The court applied the Fogerty factors and held that Veoh was not entitled to attorney’s fees. Regarding UMG’s motivation, the court held that Veoh failed to demonstrate that UMG acted improperly or in bad faith by filing suit against Veoh without first taking advantage of the DMCA’s notice and takedown procedures.
The court also held that UMG’s claims were not objectively unreasonable, noting the absence of case law on the issue of when a website operator qualifies for the DMCA safe harbor. “Veoh and UMG each had a different interpretation of the phrase ‘by reason of storage,’ and the Court ultimately found Veoh’s interpretation ‘more persuasive.’ The Court noted, however, that in the context of Veoh’s software and technology, the phrase ‘by reason of storage’ had ‘not previously been addressed judicially.’” (citations omitted)
Furthermore, according to the court, although summary judgment was granted in favor of Veoh on the issue of whether it satisfied the remaining requirements of section 512(c), the issues on which that ruling hinged had not been definitively addressed by an appellate court. The court stated that those issues included “the extent to which the DMCA obligates internet-based services like Veoh, which rely on content contributed by users, to police their systems to prevent all copyright infringement” and “whether Veoh had ‘adopted and reasonably implemented . . . a policy that provides for the termination in appropriate circumstances of subscribers and account holders of the service provider’s system or network who are repeat infringers,’ as it was required to do under 17 U.S.C. § 512(i) in order to qualify for the safe harbor.” Acknowledging that there has not been a great deal of case law interpreting these issues, the court held that UMG’s claims were not objectively unreasonable.

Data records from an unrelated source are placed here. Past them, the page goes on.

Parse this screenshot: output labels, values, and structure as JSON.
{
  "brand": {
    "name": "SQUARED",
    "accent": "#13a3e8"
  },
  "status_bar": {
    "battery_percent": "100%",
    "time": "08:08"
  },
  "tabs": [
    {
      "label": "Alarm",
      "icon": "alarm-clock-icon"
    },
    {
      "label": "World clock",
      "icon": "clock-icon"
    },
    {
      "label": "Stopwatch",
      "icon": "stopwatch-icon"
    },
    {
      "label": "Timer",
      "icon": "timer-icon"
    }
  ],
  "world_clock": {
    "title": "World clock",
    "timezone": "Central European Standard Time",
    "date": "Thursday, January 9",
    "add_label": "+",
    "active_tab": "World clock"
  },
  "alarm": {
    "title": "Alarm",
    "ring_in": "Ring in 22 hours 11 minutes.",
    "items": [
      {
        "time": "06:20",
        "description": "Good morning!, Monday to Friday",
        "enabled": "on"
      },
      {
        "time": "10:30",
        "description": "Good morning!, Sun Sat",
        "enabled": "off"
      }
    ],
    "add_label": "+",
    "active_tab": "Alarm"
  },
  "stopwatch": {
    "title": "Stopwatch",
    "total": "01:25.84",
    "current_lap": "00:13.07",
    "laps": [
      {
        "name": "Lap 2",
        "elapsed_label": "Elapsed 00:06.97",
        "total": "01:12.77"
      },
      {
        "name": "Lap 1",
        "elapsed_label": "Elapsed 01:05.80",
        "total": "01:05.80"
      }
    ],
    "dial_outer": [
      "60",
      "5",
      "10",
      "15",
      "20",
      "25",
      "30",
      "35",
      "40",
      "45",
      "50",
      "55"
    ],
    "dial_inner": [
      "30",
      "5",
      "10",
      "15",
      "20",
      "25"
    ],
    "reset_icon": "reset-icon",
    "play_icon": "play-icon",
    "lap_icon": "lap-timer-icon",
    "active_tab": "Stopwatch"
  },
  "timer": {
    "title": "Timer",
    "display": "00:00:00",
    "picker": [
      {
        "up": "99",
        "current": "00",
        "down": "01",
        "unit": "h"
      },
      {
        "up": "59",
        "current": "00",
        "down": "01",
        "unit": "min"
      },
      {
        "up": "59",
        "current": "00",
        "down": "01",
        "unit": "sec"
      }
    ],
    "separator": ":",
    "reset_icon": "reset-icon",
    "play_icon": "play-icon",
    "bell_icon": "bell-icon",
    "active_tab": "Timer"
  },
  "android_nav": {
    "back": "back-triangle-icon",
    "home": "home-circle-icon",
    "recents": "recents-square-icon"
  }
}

Finally, the court held that Veoh is not entitled to attorney’s fees under Rule 68, rejecting Veoh’s argument that Rule 68 provides an independent basis for the court to grant Veoh fees and costs incurred since the time when Veoh made its Rule 68 offer. Citing Ninth Circuit precedent, the court held that Rule 68 is not intended to expand the bases for recovery of attorney’s fees and a party is entitled to attorney’s fees under Rule 68 only if the fees are properly awarded pursuant to the relevant statute. Because the court concluded that Veoh was not entitled to attorney’s fees under the Copyright Act, it held that Veoh was not entitled to attorney’s fees under Rule 68.